* **What is needed**: Down to the final line, write out the data below exactly.

Listed records: Begin

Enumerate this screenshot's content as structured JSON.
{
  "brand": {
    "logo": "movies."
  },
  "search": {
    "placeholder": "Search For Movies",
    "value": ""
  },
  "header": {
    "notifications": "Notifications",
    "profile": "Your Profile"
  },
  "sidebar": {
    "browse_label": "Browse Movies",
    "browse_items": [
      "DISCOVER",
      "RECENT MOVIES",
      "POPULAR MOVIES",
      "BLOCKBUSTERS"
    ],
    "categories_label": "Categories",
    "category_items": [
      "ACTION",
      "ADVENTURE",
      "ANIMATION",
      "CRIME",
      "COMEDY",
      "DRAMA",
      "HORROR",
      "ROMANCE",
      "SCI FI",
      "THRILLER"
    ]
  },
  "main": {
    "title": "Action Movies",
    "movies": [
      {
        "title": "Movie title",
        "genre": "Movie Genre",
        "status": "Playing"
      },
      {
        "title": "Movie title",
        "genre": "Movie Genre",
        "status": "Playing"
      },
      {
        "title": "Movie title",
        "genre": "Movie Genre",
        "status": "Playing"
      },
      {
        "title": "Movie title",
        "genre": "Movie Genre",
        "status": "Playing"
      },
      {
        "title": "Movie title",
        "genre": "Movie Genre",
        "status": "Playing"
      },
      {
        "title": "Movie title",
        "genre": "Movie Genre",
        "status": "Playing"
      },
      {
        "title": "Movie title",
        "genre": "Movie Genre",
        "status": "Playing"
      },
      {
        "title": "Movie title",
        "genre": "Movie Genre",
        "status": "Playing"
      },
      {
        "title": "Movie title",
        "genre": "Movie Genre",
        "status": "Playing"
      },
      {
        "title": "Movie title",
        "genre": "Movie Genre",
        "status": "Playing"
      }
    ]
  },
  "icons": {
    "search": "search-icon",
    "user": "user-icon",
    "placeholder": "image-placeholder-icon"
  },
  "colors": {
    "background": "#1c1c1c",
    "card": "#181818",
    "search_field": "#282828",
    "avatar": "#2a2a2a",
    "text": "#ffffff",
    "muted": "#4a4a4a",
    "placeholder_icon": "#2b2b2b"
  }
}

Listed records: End

* **Result of the task**:
Enumerate this screenshot's content as structured JSON.
{
  "brand": {
    "logo": "movies."
  },
  "search": {
    "placeholder": "Search For Movies",
    "value": ""
  },
  "header": {
    "notifications": "Notifications",
    "profile": "Your Profile"
  },
  "sidebar": {
    "browse_label": "Browse Movies",
    "browse_items": [
      "DISCOVER",
      "RECENT MOVIES",
      "POPULAR MOVIES",
      "BLOCKBUSTERS"
    ],
    "categories_label": "Categories",
    "category_items": [
      "ACTION",
      "ADVENTURE",
      "ANIMATION",
      "CRIME",
      "COMEDY",
      "DRAMA",
      "HORROR",
      "ROMANCE",
      "SCI FI",
      "THRILLER"
    ]
  },
  "main": {
    "title": "Action Movies",
    "movies": [
      {
        "title": "Movie title",
        "genre": "Movie Genre",
        "status": "Playing"
      },
      {
        "title": "Movie title",
        "genre": "Movie Genre",
        "status": "Playing"
      },
      {
        "title": "Movie title",
        "genre": "Movie Genre",
        "status": "Playing"
      },
      {
        "title": "Movie title",
        "genre": "Movie Genre",
        "status": "Playing"
      },
      {
        "title": "Movie title",
        "genre": "Movie Genre",
        "status": "Playing"
      },
      {
        "title": "Movie title",
        "genre": "Movie Genre",
        "status": "Playing"
      },
      {
        "title": "Movie title",
        "genre": "Movie Genre",
        "status": "Playing"
      },
      {
        "title": "Movie title",
        "genre": "Movie Genre",
        "status": "Playing"
      },
      {
        "title": "Movie title",
        "genre": "Movie Genre",
        "status": "Playing"
      },
      {
        "title": "Movie title",
        "genre": "Movie Genre",
        "status": "Playing"
      }
    ]
  },
  "icons": {
    "search": "search-icon",
    "user": "user-icon",
    "placeholder": "image-placeholder-icon"
  },
  "colors": {
    "background": "#1c1c1c",
    "card": "#181818",
    "search_field": "#282828",
    "avatar": "#2a2a2a",
    "text": "#ffffff",
    "muted": "#4a4a4a",
    "placeholder_icon": "#2b2b2b"
  }
}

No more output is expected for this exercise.